The weather was fair and the hour early when we cruised away from Abingdon on the River Thames. Our goal for the day was to arrive at Wallingford and moor up around noon. Things would not be going to our plans.
Not even out of Abingdon the steering felt wrong to Alan. We were far enough along the river to no longer have moorings we could pull into but we had to find somewhere. We found a small boating club mooring designed for tiny plastic boats so we pulled up as gently as possible so that I could hold the rope while Alan cleared the weed hatch. The weed hatch is where one can access the prop to clear debris. There was a fair amount of fishing line wound around the prop. Now that this had been cleared we were heading back down the river.
The weather chose not to stay fair. In fact it drizzled on us most of the morning. Alan did most of the helming while I got things done inside only to pop my head out for locks on the whole. Drizzle mixed with cool weather is not my cup of tea. The idea though was that Alan would helm in the morning and we would be moored by lunchtime as he needed to work as well.
We were approaching Wallingford so I took the helm so Alan could find a spot to moor and be able to jump off easily to help pull us in. The drizzle turned to a light shower. We approached the first bit of public moorings and Alan couldn’t decide if the space was big enough to we moved on. Then we saw another spot but he was still undecided so we missed that spot too. The heavens opened and the rain became drenching with me in just a hoodie.
We went under the bridge with the plan to find a wild mooring for the night. The rain still pouring down. The sides had long grass, trees, and at places high sides. Alan was not happy to try anywhere. I was freezing and unhappy. Alan came and took the helm again as I went inside to get my wet clothes off and warm up. We cruised on.

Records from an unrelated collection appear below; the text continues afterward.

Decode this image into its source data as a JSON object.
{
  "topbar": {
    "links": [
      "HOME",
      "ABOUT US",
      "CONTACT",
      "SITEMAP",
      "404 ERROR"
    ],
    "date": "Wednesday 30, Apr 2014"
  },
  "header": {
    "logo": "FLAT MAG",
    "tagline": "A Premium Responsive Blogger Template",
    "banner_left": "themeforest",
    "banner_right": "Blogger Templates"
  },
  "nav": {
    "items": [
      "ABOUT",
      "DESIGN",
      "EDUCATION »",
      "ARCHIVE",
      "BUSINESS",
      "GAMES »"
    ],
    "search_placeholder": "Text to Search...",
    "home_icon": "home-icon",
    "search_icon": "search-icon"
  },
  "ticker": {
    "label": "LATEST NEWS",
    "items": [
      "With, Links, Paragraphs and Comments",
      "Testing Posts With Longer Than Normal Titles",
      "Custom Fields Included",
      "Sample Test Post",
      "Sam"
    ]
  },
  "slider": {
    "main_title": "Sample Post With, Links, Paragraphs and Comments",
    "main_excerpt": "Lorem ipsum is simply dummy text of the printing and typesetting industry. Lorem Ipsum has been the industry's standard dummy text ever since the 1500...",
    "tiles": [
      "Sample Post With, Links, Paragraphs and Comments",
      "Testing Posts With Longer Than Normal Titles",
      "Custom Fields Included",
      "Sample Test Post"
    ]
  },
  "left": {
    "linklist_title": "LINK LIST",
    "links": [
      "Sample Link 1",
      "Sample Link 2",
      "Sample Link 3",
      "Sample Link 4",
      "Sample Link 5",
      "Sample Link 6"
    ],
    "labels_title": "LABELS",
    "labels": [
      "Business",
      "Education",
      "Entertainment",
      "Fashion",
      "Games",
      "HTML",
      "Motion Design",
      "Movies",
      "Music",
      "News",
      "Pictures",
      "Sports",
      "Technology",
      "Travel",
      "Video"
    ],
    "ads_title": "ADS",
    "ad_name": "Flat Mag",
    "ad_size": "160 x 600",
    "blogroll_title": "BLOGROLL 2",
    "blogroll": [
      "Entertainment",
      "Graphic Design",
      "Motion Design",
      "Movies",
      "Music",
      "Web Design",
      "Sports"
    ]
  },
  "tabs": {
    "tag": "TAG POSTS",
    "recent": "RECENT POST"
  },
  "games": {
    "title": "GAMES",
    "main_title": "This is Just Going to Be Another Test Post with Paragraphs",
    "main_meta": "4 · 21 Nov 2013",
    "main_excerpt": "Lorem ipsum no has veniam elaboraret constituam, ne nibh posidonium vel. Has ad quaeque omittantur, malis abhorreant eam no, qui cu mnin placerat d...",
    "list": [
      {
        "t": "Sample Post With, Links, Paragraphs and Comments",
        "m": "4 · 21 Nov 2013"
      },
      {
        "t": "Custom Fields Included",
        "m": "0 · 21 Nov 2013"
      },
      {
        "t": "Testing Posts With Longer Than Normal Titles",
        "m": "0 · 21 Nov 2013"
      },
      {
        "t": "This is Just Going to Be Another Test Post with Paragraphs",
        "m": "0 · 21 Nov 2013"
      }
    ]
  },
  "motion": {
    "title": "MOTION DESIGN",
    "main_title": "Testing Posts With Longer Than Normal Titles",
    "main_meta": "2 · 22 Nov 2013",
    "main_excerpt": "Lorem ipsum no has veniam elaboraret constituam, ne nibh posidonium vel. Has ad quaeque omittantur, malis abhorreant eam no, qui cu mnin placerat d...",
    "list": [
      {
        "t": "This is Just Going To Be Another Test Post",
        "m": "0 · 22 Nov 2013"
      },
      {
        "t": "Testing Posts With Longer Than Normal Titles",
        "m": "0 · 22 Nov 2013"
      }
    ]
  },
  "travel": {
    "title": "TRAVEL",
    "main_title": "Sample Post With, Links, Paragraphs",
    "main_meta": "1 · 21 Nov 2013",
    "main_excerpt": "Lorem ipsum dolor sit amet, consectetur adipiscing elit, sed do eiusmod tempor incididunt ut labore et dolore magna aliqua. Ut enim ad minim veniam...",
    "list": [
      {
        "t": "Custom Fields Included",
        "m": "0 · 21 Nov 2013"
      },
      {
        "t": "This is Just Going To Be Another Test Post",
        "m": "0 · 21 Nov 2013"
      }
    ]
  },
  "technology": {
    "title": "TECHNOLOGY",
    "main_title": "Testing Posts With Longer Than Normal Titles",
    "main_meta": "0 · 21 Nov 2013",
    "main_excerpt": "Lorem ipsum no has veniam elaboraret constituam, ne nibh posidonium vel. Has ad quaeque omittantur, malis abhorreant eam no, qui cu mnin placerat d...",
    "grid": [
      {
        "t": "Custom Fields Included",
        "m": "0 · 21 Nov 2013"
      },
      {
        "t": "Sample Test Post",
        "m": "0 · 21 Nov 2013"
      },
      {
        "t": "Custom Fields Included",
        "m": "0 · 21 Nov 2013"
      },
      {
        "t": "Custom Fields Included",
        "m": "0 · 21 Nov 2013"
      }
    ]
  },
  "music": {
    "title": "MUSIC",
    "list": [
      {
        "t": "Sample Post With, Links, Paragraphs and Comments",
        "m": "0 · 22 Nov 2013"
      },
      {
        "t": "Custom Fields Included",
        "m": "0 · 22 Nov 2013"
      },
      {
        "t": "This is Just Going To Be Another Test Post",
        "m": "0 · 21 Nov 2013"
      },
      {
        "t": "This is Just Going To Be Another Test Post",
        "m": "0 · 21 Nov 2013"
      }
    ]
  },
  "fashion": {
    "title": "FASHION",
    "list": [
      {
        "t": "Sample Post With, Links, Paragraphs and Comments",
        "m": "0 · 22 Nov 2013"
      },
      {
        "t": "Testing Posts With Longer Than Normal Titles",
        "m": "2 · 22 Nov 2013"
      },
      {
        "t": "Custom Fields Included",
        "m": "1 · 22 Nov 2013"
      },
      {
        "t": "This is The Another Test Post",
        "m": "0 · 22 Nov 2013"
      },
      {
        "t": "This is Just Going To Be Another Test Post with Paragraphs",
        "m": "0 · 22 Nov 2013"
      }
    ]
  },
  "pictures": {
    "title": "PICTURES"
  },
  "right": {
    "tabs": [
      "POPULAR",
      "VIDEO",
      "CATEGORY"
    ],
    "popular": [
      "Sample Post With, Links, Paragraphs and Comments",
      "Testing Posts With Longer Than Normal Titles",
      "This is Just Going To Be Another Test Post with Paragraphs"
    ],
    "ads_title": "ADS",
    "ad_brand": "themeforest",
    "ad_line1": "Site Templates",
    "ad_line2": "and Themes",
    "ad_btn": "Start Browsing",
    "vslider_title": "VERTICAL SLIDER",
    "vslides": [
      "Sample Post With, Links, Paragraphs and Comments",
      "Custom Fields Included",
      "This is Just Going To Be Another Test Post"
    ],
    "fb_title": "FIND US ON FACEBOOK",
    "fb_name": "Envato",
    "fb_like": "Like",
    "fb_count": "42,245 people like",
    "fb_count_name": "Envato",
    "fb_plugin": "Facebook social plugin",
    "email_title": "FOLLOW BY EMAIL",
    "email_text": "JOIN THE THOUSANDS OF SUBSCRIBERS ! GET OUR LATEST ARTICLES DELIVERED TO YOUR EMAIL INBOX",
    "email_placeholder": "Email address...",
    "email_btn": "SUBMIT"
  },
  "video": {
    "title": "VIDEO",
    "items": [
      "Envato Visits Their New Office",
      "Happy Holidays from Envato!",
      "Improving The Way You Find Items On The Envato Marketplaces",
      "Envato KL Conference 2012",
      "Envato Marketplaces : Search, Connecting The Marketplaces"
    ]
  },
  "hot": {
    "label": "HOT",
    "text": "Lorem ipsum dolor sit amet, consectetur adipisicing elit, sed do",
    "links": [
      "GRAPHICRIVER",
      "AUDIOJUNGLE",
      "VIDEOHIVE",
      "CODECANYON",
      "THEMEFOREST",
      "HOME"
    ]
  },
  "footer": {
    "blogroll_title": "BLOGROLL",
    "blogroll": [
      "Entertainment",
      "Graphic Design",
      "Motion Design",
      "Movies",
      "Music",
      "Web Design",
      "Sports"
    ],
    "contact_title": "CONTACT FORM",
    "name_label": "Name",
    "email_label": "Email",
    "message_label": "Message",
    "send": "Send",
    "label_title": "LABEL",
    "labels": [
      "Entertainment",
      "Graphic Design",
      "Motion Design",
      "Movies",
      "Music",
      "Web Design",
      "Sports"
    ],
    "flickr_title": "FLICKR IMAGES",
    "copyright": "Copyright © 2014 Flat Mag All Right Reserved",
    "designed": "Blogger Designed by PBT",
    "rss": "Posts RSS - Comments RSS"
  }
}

After several more miles and as the weather improved back to nice, we were aiming at a mooring listed in Moulsford. I told Alan I feared it would be another mooring that we would either no fit on or not see as sometimes the official ones are not obvious. We told me to find a wild mooring and I pointed out he has refused long grass, higher sides, and trees so I can see no options! To thins he relented and chose a spot with long grass and high sides though no trees. We moored up along the Thames path for the night.
The River Thames really isn’t terribly narrowboat friendly. There are very few public moorings and the river cruisers tend to block out the narrowboats as best they can by mooring ten metres apart. Other narrowboaters have said they just force their way between the boats and make the cruisers move about to let them in but we don’t have that bravery. Wild mooring really is the only option on the river as far as our experience showed.
The next morning we headed off again with the intention of mooring at Pangbourne. Alan used to work there so we knew it was a nice place. This was also one of the first good weather days for a while as well as being the Queen’s Jubilee bank holiday. As we went along that morning we saw boats decorated with bunting and flags to celebrate Her Majesty’s platinum jubilee and felt disappointed that we hadn’t even thought to dress up The Nut House.
Just after noon we were coming up to the lock at Pangbourne, our last lock of the day, but the whole river looked to be a weir and certain death. I could see the lock. I knew it was there. I knew it was on the left somewhere but I couldn’t see it. I was quickly approaching the weir and feeling very panicked when I could see the slightest hint of a man made something in a tree. The tree was covering the sight of the lock which was at a 90 degree angle to the river/weir. I was so relieved to be safely pulled up to the lay-by of that lock.
Through the lock and we were immediately looking for a mooring. We knew where they would be. We knew the rules of the mooring area. We were ready…..and so was everyone else. There was a small space here and there to fit a river cruiser but nothing long enough for a 65ft narrowboat. And then we saw this patch of space with a trees at each end and poor access. It was the very end of the official moorings with a sign on a post to mark it. We nosed right up to the bank where the sign was and pivoted the stern in next to a tree. We tied off to the sign post on one end and the tree on the other. Our plank went out to help us and Peanut get on and off. For an official mooring it was even more wild than the day before. I loved it.
Alan had to work that afternoon so we really didn’t get to enjoy the park or the town as we had hoped. We did drive into Reading to see a movie though and as we were there and saw the traffic lights on the canal in the town we checked them out ready for the next day.